The Strange Effects of Putting an Ordinary Woman Into Glamorous Images

In her book “The End of Love,” an analysis of how avoiding love has become a hallmark of contemporary relationships, the sociologist Eva Illouz writes that “the economic valuation of the female body was made possible by the fact that it was transformed into a tradable visual unit.” In the 20th century, she argues, sexual-liberation movements were subsumed into the consumer economy, and “new norms of attractiveness” — a “mixture of clothing styles, allure and bodily shape” — were codified into images that could be circulated with a value of their own, one independent of the identity or status of the women pictured.

Social media has only normalized making a commodity-spectacle of oneself, dutifully reproducing “sexiness,” which Illouz defines as “the result of new ideologies of sexuality as a commodity form and of the self as image.” Young people, especially young women, have a breezy facility with creating highly artificial images of themselves for online consumption, posing and lighting themselves as if advertising something — and, often, happily self-objectifying, enjoying the satisfactions of making their lives, and themselves, look like luxury items.

Barber’s Instagram account began as a catalog of Barber trying to do “rich-people things,” but in fact these kinds of images are meant not only for rich people.
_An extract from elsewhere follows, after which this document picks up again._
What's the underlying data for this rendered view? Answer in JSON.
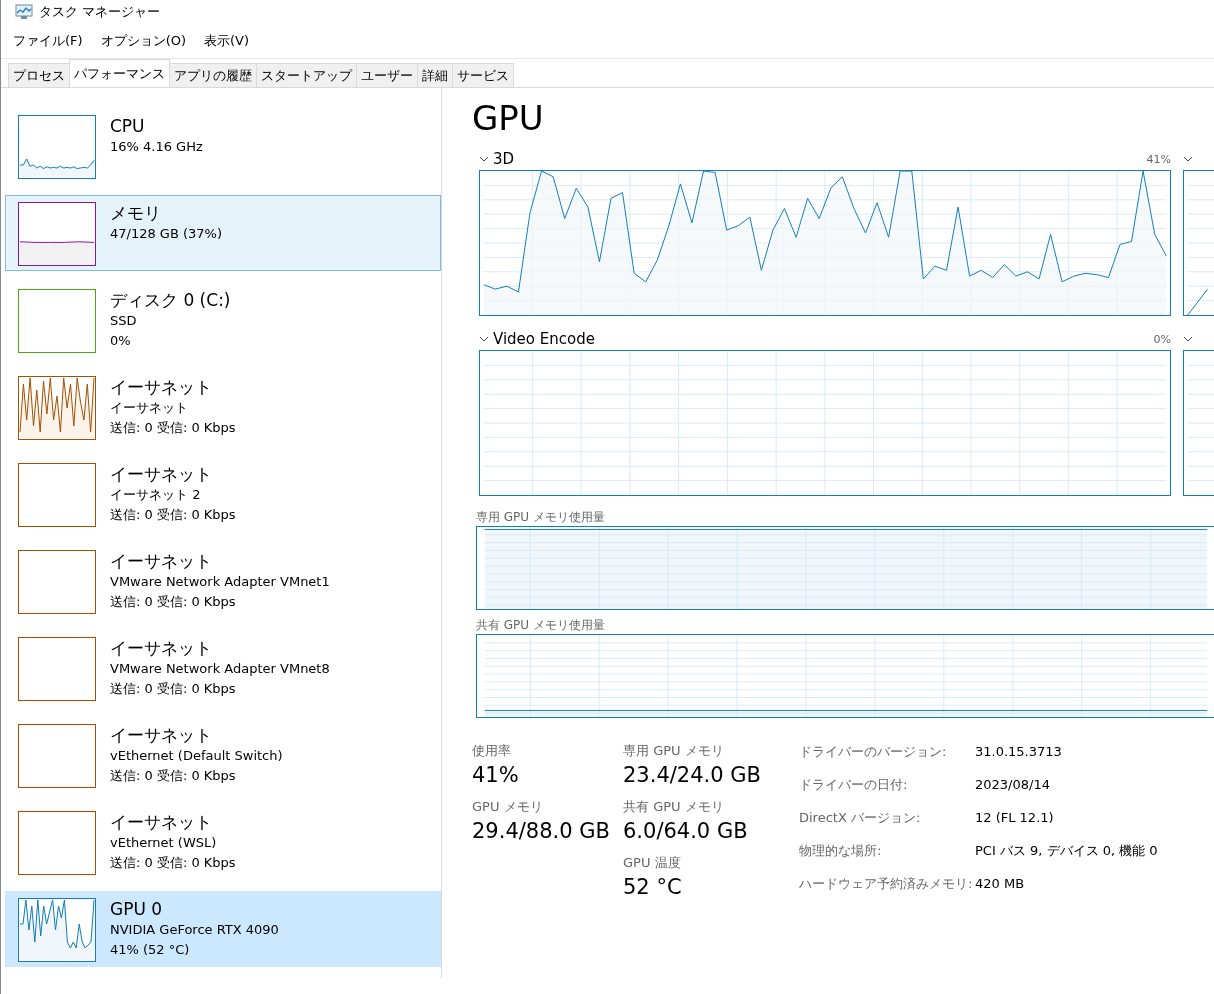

They are intended to transcend class — not only to reposition luxury goods as consumer items everyone might aspire to have, but to position women, or a very narrow subset of women, as a stand-in for the idea of women in the marketplace. Each represents a fantastical feminine ideal and its punishing relationship to the world. Perhaps it would be more accurate to think of Barber’s project as a catalog of “capitalist things,” or “lady things,” or a combination of both — the bourgeois “lady” being, after all, the human embodiment of capitalism.

In her “Challenge Accepted” comedy show, Barber observes that “in the land of being a lady, it seems that if you look a certain way — if you are really tall, a bird, and slim, you know, all arms and legs; think praying mantis, if you will” — if you are “an excellent, gorgeous praying-mantis woman, and you want to post naked photos of yourself, you, my friend, you are empowering. That is empowering to women. Thank you. Now if you are not so praying mantis, and a little more armadillo, and you also want to post naked photos of yourself — not empowering to women. It is, however, very brave” — the implication being that, in this context, “brave” is code for “fat.”

Barber isn’t fat, though she does play up the ways in which her body fails to conform to “the look”; this is how she reveals its oppressive primacy, and the fact that buying things cannot turn you into the person modeling them. Is it “brave” for her to display her body emerging unclad from a car (not a Rolls-Royce), or writhing on the sand in a bikini, or imitating a French dancer by hanging from her hair in a garage in her undergarments? Is it merely brave to do so while looking like a person who does not have the B.M.I. of a pencil? Is it brave simply to not be hot enough to shut down the critical faculties that lead you to notice that what she is doing is dumb and unnatural and hilarious, and that there might be something very wrong with us that we find it so persuasive?